-- Data in this exercise follows --
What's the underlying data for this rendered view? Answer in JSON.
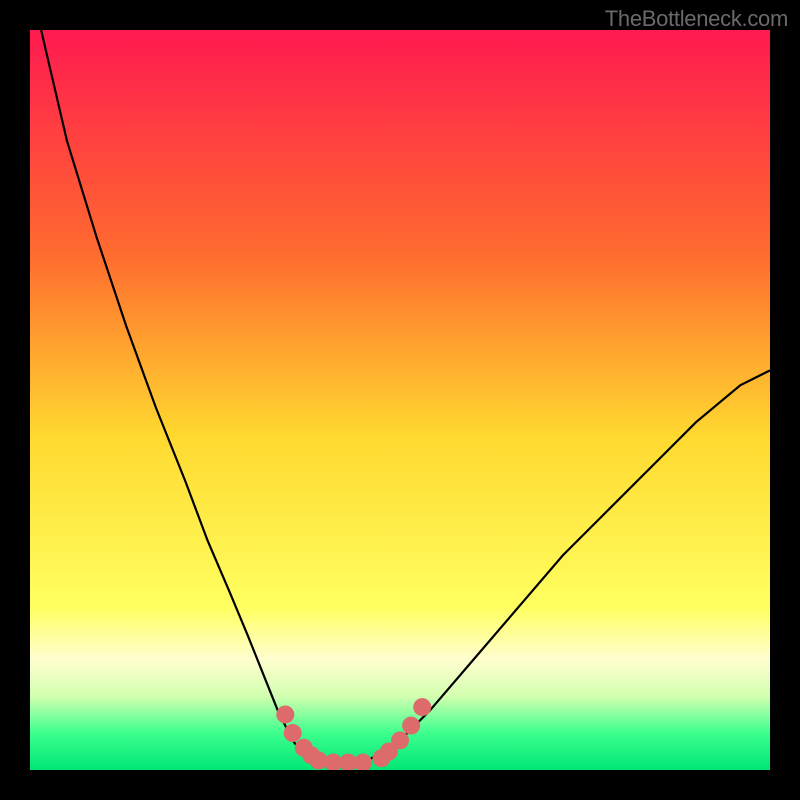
{
  "watermark": "TheBottleneck.com",
  "chart_data": {
    "type": "line",
    "title": "",
    "xlabel": "",
    "ylabel": "",
    "xlim": [
      0,
      100
    ],
    "ylim": [
      0,
      100
    ],
    "grid": false,
    "gradient": {
      "stops": [
        {
          "offset": 0,
          "color": "#ff1a50"
        },
        {
          "offset": 30,
          "color": "#ff6a2f"
        },
        {
          "offset": 55,
          "color": "#ffd92f"
        },
        {
          "offset": 78,
          "color": "#ffff60"
        },
        {
          "offset": 85,
          "color": "#fffecf"
        },
        {
          "offset": 90,
          "color": "#d3ffb0"
        },
        {
          "offset": 95,
          "color": "#3cff8d"
        },
        {
          "offset": 100,
          "color": "#00e676"
        }
      ]
    },
    "series": [
      {
        "name": "curve",
        "x": [
          1.5,
          5,
          9,
          13,
          17,
          21,
          24,
          27,
          29.5,
          31.5,
          33.5,
          35.5,
          37,
          38.5,
          40,
          42,
          46,
          50,
          54,
          60,
          66,
          72,
          78,
          84,
          90,
          96,
          100
        ],
        "values": [
          100,
          85,
          72,
          60,
          49,
          39,
          31,
          24,
          18,
          13,
          8,
          4,
          2,
          1,
          1,
          1,
          1.5,
          4,
          8,
          15,
          22,
          29,
          35,
          41,
          47,
          52,
          54
        ]
      }
    ],
    "markers": {
      "name": "dots",
      "color": "#dd6b6b",
      "x": [
        34.5,
        35.5,
        37,
        38,
        39,
        41,
        43,
        45,
        47.5,
        48.5,
        50,
        51.5,
        53
      ],
      "values": [
        7.5,
        5,
        3,
        2,
        1.3,
        1,
        1,
        1,
        1.6,
        2.5,
        4,
        6,
        8.5
      ]
    }
  }
}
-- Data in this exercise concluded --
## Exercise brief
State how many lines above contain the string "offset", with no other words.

## Response below
8